[Items from an interface collection]
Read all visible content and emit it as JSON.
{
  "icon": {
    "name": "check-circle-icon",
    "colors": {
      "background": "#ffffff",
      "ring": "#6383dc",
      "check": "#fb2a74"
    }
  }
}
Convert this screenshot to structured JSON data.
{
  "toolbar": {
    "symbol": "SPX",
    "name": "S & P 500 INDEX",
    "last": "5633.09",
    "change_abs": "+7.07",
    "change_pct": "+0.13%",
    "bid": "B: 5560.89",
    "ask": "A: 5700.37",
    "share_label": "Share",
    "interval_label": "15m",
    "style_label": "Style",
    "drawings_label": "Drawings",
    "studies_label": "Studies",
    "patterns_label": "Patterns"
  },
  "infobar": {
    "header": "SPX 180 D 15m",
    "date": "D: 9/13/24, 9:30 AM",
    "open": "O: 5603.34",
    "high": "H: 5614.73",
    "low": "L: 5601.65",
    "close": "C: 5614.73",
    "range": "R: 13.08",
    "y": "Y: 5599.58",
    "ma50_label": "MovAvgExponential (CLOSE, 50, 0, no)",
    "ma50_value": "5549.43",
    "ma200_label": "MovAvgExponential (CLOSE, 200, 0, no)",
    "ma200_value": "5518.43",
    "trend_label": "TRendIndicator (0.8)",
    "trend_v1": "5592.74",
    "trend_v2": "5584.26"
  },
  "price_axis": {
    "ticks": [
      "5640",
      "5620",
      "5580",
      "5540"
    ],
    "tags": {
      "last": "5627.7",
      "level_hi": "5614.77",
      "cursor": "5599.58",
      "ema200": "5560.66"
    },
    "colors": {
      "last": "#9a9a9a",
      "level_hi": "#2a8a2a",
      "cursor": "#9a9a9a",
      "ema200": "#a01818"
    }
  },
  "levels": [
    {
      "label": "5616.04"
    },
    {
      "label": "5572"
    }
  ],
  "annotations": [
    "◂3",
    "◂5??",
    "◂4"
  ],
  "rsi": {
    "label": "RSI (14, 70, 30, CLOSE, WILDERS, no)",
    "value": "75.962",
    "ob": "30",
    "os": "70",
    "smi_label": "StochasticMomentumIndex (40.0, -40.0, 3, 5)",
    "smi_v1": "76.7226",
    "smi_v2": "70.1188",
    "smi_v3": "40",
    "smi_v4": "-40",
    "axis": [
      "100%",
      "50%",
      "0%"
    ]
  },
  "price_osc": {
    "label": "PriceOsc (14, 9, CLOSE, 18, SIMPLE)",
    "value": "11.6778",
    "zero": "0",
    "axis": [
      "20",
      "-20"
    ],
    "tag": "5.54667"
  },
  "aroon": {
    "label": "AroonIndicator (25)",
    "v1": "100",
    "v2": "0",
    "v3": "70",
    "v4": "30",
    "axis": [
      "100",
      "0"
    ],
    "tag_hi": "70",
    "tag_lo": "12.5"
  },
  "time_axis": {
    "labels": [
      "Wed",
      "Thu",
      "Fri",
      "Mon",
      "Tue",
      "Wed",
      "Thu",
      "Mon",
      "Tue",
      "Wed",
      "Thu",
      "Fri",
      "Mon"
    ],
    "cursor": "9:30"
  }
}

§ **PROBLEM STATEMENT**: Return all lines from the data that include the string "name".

§ **RESULT FOR THIS TASK**:
    "name": "check-circle-icon",
    "name": "S & P 500 INDEX",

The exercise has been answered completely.